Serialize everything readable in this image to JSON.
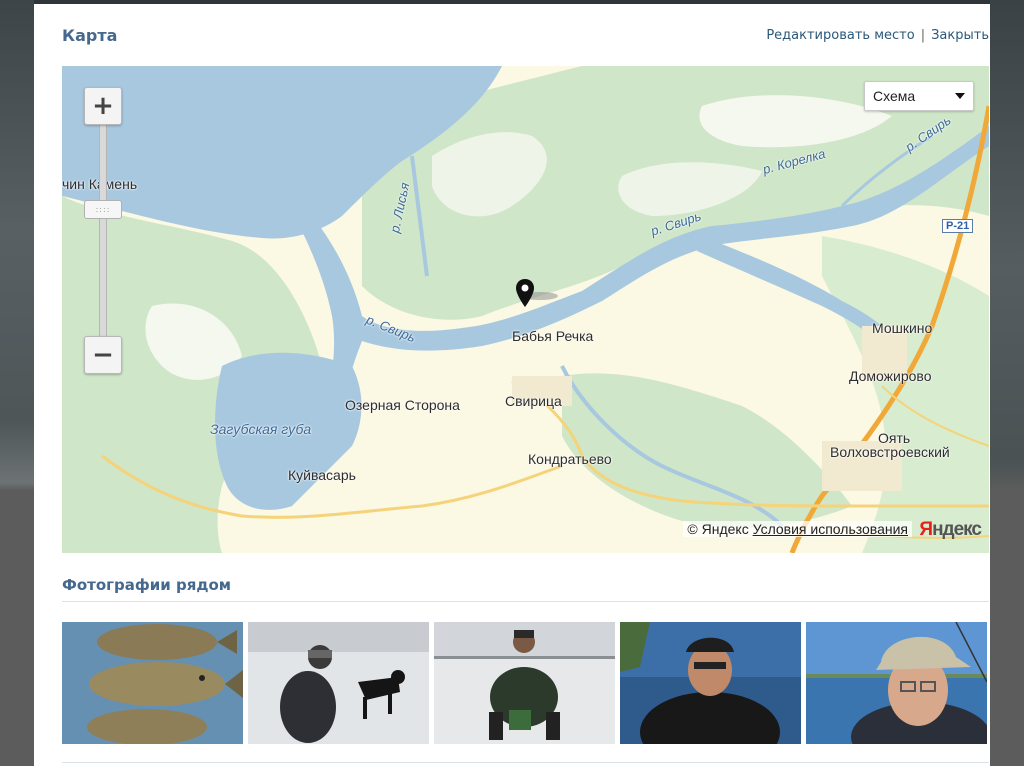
{
  "dialog": {
    "title": "Карта",
    "edit_link": "Редактировать место",
    "separator": "|",
    "close_link": "Закрыть"
  },
  "map": {
    "type_selector": {
      "value": "Схема"
    },
    "zoom": {
      "plus": "+",
      "minus": "−"
    },
    "labels": {
      "kamen": "чин Камень",
      "lisya": "р. Лисья",
      "svir_left": "р. Свирь",
      "svir_right": "р. Свирь",
      "svir_far": "р. Свирь",
      "korelka": "р. Корелка",
      "babya_rechka": "Бабья Речка",
      "zagubskaya": "Загубская губа",
      "ozernaya": "Озерная Сторона",
      "svirica": "Свирица",
      "kuivasar": "Куйвасарь",
      "kondratyevo": "Кондратьево",
      "moshkino": "Мошкино",
      "domozhirovo": "Доможирово",
      "oyat": "Оять",
      "volkhovstroevsky": "Волховстроевский",
      "road": "Р-21"
    },
    "copyright": "© Яндекс",
    "terms_link": "Условия использования",
    "logo": {
      "first": "Я",
      "rest": "ндекс"
    }
  },
  "photos": {
    "title": "Фотографии рядом",
    "items": [
      {
        "subject": "fish-photo"
      },
      {
        "subject": "ice-fishing-with-dog-photo"
      },
      {
        "subject": "ice-fishing-sitting-photo"
      },
      {
        "subject": "man-in-cap-boat-photo"
      },
      {
        "subject": "man-in-hat-glasses-photo"
      }
    ]
  },
  "colors": {
    "accent": "#45688e",
    "link": "#2b587a",
    "water": "#a8c8e0",
    "land": "#fbf8e4",
    "forest": "#cfe6c8",
    "road_major": "#f0a838"
  }
}
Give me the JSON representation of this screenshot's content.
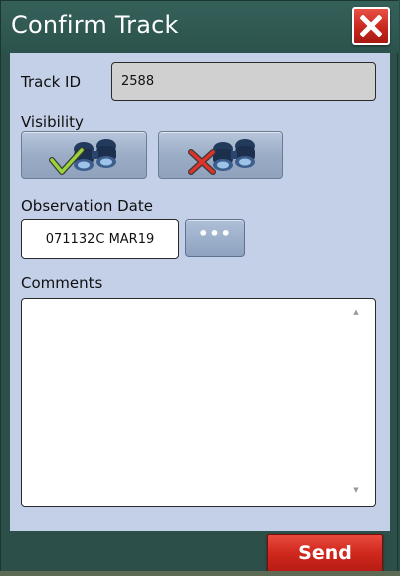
{
  "window": {
    "title": "Confirm Track",
    "close_icon": "close-x-icon"
  },
  "track": {
    "label": "Track ID",
    "value": "2588"
  },
  "visibility": {
    "label": "Visibility",
    "visible_icon": "binoculars-checkmark-icon",
    "not_visible_icon": "binoculars-cross-icon"
  },
  "observation": {
    "label": "Observation Date",
    "value": "071132C MAR19",
    "picker_label": "•••"
  },
  "comments": {
    "label": "Comments",
    "value": ""
  },
  "actions": {
    "send_label": "Send"
  },
  "colors": {
    "titlebar": "#2c524c",
    "panel": "#c3d0e8",
    "accent_red": "#d0281d"
  }
}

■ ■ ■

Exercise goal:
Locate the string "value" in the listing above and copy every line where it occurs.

Expected answer:
      "value": "Схема"
    "value": "2588"
    "value": "071132C MAR19",
    "value": ""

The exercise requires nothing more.